Project Support: In some organizations, value is defined exclusively by an individual’s direct contribution to the completion of project-oriented tasks. While one can argue as to what proportion of individual EA team member’s time is directly or indirectly linked to project tasks, and it will vary by role, skill set and EA maturity, in the aggregate every EA team interested in long-term survival must make their contribution to project completion visible. After all, it is the rare organization that doesn’t perceive “getting things done” as the highest value component. As EA teams evolve, contribution to project success will become less hands-on, design-oriented and become more “guidance” oriented as the EA team uses its collective insight into the future state and roadmaps to inform project activities. In these cases, getting things done “right”, in consideration of both project and enterprise requirements, becomes the operative value contribution.
Strategic Direction: The “raison d’être” of an EA group is to understand the strategic direction of the organization and capture it into a future state representation that reflects the eventual achievement of that direction. For leaders that believe in EA, their expectation is that the EA organization will invest resources in creation of go-forward standards, patterns, platforms, models and other representations. After all, an EA team cannot effectively and efficiently perform their “support projects” value contribution if they don’t have a basis to use in providing guidance. Therefore, creating useable and prescriptive future state guidance, and communicating those directions to the project and asset communities, is a key value contribution that must be included in the mix.
Portfolio Transformation: It is a rare organization, indeed, that doesn’t suffer from the accumulation of past incremental additions to its asset portfolios (technology, solutions, information, etc.). Each addition was, at the time, fully justified and sensible in the context of the problem they were trying to solve. Only upon retrospective analysis does an organization discover the burden those portfolios place upon them in the form of cost, resources, or inflexibility.
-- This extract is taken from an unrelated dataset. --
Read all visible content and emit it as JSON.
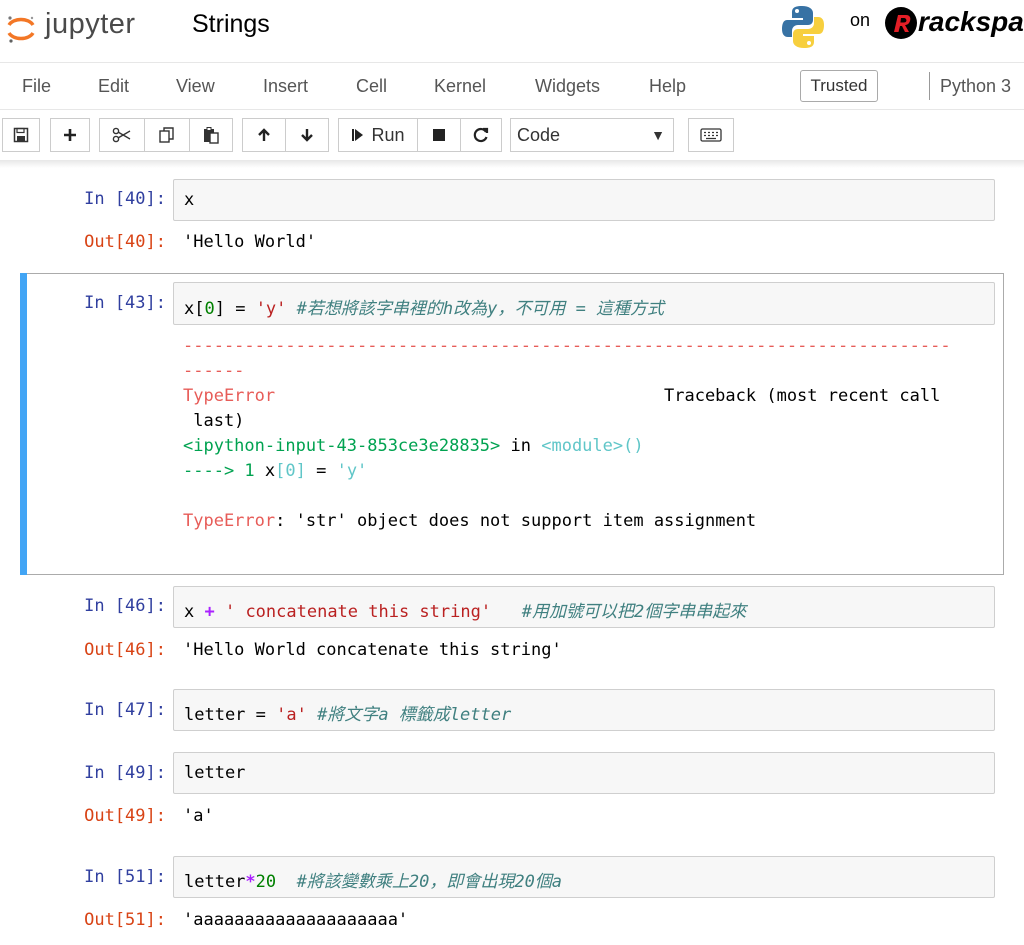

Given the future state holistic perspective defined by an EA function, a significant value contribution of EA is to help guide portfolio transformations to shed excess or duplicate components and bring them into alignment with the go-forward wishes of the organization.
By analyzing how the EA function can contribute in each of these categories, and by thoroughly understanding the expectations of stakeholder communities in each, the EA team can strike a balance that will satisfy itself that it is doing the right things, and demonstrate it to leadership as well.